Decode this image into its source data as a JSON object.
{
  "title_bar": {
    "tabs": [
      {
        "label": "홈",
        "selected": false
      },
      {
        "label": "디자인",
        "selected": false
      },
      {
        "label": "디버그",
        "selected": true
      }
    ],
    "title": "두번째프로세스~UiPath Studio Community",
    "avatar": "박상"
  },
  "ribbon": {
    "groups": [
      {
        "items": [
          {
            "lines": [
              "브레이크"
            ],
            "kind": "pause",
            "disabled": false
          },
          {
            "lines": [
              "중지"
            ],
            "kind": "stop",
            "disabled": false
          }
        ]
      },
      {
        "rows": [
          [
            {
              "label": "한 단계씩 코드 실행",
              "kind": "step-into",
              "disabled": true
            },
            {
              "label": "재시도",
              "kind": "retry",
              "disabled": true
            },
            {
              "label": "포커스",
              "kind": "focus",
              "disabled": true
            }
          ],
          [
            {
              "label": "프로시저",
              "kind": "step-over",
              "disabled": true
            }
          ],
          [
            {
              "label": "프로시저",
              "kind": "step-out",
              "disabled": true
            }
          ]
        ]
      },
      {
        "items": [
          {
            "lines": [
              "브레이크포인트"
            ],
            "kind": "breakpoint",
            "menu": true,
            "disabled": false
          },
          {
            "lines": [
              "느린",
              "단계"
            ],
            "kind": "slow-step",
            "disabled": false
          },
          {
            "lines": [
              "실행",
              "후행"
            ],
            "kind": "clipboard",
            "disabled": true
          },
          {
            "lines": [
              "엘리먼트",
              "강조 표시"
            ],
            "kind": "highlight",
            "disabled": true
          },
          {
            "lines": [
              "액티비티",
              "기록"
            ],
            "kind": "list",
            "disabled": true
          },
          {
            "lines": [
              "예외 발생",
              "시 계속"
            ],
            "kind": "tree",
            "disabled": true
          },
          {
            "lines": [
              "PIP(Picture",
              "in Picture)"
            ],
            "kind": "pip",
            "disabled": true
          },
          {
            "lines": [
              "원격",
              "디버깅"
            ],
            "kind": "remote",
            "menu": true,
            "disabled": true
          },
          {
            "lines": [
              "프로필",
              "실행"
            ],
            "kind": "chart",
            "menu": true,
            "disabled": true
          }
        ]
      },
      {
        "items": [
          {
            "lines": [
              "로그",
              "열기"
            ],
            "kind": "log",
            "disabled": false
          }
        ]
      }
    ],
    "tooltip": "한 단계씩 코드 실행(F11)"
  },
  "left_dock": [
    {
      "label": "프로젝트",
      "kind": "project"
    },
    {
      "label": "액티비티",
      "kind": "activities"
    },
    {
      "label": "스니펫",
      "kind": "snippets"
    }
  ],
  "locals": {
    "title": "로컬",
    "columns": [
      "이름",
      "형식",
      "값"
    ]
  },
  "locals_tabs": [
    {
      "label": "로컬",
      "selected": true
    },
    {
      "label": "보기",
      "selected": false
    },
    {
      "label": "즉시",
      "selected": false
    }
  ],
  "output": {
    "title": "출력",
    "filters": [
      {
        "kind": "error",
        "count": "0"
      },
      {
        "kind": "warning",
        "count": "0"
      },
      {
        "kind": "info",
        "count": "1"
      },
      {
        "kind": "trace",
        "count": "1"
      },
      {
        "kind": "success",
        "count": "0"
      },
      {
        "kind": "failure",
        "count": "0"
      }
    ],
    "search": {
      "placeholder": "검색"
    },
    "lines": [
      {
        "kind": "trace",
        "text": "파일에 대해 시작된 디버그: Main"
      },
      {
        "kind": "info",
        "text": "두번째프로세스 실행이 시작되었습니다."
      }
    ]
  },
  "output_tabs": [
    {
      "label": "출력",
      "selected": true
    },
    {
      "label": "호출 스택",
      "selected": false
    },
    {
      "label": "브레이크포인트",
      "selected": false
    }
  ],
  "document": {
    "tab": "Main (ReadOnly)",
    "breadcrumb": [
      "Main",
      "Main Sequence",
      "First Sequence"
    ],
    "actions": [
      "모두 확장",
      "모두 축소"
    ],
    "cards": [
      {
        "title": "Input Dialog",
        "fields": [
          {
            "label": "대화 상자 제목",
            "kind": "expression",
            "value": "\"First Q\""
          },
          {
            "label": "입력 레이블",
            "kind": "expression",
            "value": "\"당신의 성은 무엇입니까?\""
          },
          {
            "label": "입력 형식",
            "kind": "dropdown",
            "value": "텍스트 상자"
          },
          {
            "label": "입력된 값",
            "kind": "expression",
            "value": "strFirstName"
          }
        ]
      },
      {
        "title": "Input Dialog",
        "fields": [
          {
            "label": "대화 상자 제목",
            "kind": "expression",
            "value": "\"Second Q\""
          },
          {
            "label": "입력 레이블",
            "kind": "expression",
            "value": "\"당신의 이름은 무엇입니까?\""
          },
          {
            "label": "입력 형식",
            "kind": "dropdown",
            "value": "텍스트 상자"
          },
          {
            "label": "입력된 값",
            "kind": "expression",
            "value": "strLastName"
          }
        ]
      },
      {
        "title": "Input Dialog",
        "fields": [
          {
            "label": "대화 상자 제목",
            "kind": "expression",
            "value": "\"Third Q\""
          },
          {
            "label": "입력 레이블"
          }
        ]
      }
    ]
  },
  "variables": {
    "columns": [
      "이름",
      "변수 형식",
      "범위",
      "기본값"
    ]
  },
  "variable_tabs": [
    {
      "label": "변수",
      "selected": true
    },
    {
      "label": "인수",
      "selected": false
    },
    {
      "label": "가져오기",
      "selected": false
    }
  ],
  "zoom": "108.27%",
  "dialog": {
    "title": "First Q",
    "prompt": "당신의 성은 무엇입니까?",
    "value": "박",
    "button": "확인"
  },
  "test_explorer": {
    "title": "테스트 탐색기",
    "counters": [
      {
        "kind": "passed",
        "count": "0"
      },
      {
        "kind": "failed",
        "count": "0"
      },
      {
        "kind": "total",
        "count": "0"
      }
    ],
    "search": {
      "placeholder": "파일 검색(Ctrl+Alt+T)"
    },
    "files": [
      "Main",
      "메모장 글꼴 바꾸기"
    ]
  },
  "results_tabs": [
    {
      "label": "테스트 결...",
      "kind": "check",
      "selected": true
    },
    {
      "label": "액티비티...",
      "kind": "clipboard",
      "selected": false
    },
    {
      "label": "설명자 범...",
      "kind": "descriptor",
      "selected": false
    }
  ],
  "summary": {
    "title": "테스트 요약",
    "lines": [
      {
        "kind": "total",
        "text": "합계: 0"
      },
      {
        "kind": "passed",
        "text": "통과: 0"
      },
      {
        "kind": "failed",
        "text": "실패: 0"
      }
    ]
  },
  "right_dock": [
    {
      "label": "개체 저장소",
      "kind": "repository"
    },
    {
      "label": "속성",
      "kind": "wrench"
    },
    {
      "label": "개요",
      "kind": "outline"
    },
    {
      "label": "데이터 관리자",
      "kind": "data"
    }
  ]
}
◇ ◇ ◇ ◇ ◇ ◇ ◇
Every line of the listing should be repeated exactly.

Decode this image into its source data as a JSON object.
{
  "title_bar": {
    "tabs": [
      {
        "label": "홈",
        "selected": false
      },
      {
        "label": "디자인",
        "selected": false
      },
      {
        "label": "디버그",
        "selected": true
      }
    ],
    "title": "두번째프로세스~UiPath Studio Community",
    "avatar": "박상"
  },
  "ribbon": {
    "groups": [
      {
        "items": [
          {
            "lines": [
              "브레이크"
            ],
            "kind": "pause",
            "disabled": false
          },
          {
            "lines": [
              "중지"
            ],
            "kind": "stop",
            "disabled": false
          }
        ]
      },
      {
        "rows": [
          [
            {
              "label": "한 단계씩 코드 실행",
              "kind": "step-into",
              "disabled": true
            },
            {
              "label": "재시도",
              "kind": "retry",
              "disabled": true
            },
            {
              "label": "포커스",
              "kind": "focus",
              "disabled": true
            }
          ],
          [
            {
              "label": "프로시저",
              "kind": "step-over",
              "disabled": true
            }
          ],
          [
            {
              "label": "프로시저",
              "kind": "step-out",
              "disabled": true
            }
          ]
        ]
      },
      {
        "items": [
          {
            "lines": [
              "브레이크포인트"
            ],
            "kind": "breakpoint",
            "menu": true,
            "disabled": false
          },
          {
            "lines": [
              "느린",
              "단계"
            ],
            "kind": "slow-step",
            "disabled": false
          },
          {
            "lines": [
              "실행",
              "후행"
            ],
            "kind": "clipboard",
            "disabled": true
          },
          {
            "lines": [
              "엘리먼트",
              "강조 표시"
            ],
            "kind": "highlight",
            "disabled": true
          },
          {
            "lines": [
              "액티비티",
              "기록"
            ],
            "kind": "list",
            "disabled": true
          },
          {
            "lines": [
              "예외 발생",
              "시 계속"
            ],
            "kind": "tree",
            "disabled": true
          },
          {
            "lines": [
              "PIP(Picture",
              "in Picture)"
            ],
            "kind": "pip",
            "disabled": true
          },
          {
            "lines": [
              "원격",
              "디버깅"
            ],
            "kind": "remote",
            "menu": true,
            "disabled": true
          },
          {
            "lines": [
              "프로필",
              "실행"
            ],
            "kind": "chart",
            "menu": true,
            "disabled": true
          }
        ]
      },
      {
        "items": [
          {
            "lines": [
              "로그",
              "열기"
            ],
            "kind": "log",
            "disabled": false
          }
        ]
      }
    ],
    "tooltip": "한 단계씩 코드 실행(F11)"
  },
  "left_dock": [
    {
      "label": "프로젝트",
      "kind": "project"
    },
    {
      "label": "액티비티",
      "kind": "activities"
    },
    {
      "label": "스니펫",
      "kind": "snippets"
    }
  ],
  "locals": {
    "title": "로컬",
    "columns": [
      "이름",
      "형식",
      "값"
    ]
  },
  "locals_tabs": [
    {
      "label": "로컬",
      "selected": true
    },
    {
      "label": "보기",
      "selected": false
    },
    {
      "label": "즉시",
      "selected": false
    }
  ],
  "output": {
    "title": "출력",
    "filters": [
      {
        "kind": "error",
        "count": "0"
      },
      {
        "kind": "warning",
        "count": "0"
      },
      {
        "kind": "info",
        "count": "1"
      },
      {
        "kind": "trace",
        "count": "1"
      },
      {
        "kind": "success",
        "count": "0"
      },
      {
        "kind": "failure",
        "count": "0"
      }
    ],
    "search": {
      "placeholder": "검색"
    },
    "lines": [
      {
        "kind": "trace",
        "text": "파일에 대해 시작된 디버그: Main"
      },
      {
        "kind": "info",
        "text": "두번째프로세스 실행이 시작되었습니다."
      }
    ]
  },
  "output_tabs": [
    {
      "label": "출력",
      "selected": true
    },
    {
      "label": "호출 스택",
      "selected": false
    },
    {
      "label": "브레이크포인트",
      "selected": false
    }
  ],
  "document": {
    "tab": "Main (ReadOnly)",
    "breadcrumb": [
      "Main",
      "Main Sequence",
      "First Sequence"
    ],
    "actions": [
      "모두 확장",
      "모두 축소"
    ],
    "cards": [
      {
        "title": "Input Dialog",
        "fields": [
          {
            "label": "대화 상자 제목",
            "kind": "expression",
            "value": "\"First Q\""
          },
          {
            "label": "입력 레이블",
            "kind": "expression",
            "value": "\"당신의 성은 무엇입니까?\""
          },
          {
            "label": "입력 형식",
            "kind": "dropdown",
            "value": "텍스트 상자"
          },
          {
            "label": "입력된 값",
            "kind": "expression",
            "value": "strFirstName"
          }
        ]
      },
      {
        "title": "Input Dialog",
        "fields": [
          {
            "label": "대화 상자 제목",
            "kind": "expression",
            "value": "\"Second Q\""
          },
          {
            "label": "입력 레이블",
            "kind": "expression",
            "value": "\"당신의 이름은 무엇입니까?\""
          },
          {
            "label": "입력 형식",
            "kind": "dropdown",
            "value": "텍스트 상자"
          },
          {
            "label": "입력된 값",
            "kind": "expression",
            "value": "strLastName"
          }
        ]
      },
      {
        "title": "Input Dialog",
        "fields": [
          {
            "label": "대화 상자 제목",
            "kind": "expression",
            "value": "\"Third Q\""
          },
          {
            "label": "입력 레이블"
          }
        ]
      }
    ]
  },
  "variables": {
    "columns": [
      "이름",
      "변수 형식",
      "범위",
      "기본값"
    ]
  },
  "variable_tabs": [
    {
      "label": "변수",
      "selected": true
    },
    {
      "label": "인수",
      "selected": false
    },
    {
      "label": "가져오기",
      "selected": false
    }
  ],
  "zoom": "108.27%",
  "dialog": {
    "title": "First Q",
    "prompt": "당신의 성은 무엇입니까?",
    "value": "박",
    "button": "확인"
  },
  "test_explorer": {
    "title": "테스트 탐색기",
    "counters": [
      {
        "kind": "passed",
        "count": "0"
      },
      {
        "kind": "failed",
        "count": "0"
      },
      {
        "kind": "total",
        "count": "0"
      }
    ],
    "search": {
      "placeholder": "파일 검색(Ctrl+Alt+T)"
    },
    "files": [
      "Main",
      "메모장 글꼴 바꾸기"
    ]
  },
  "results_tabs": [
    {
      "label": "테스트 결...",
      "kind": "check",
      "selected": true
    },
    {
      "label": "액티비티...",
      "kind": "clipboard",
      "selected": false
    },
    {
      "label": "설명자 범...",
      "kind": "descriptor",
      "selected": false
    }
  ],
  "summary": {
    "title": "테스트 요약",
    "lines": [
      {
        "kind": "total",
        "text": "합계: 0"
      },
      {
        "kind": "passed",
        "text": "통과: 0"
      },
      {
        "kind": "failed",
        "text": "실패: 0"
      }
    ]
  },
  "right_dock": [
    {
      "label": "개체 저장소",
      "kind": "repository"
    },
    {
      "label": "속성",
      "kind": "wrench"
    },
    {
      "label": "개요",
      "kind": "outline"
    },
    {
      "label": "데이터 관리자",
      "kind": "data"
    }
  ]
}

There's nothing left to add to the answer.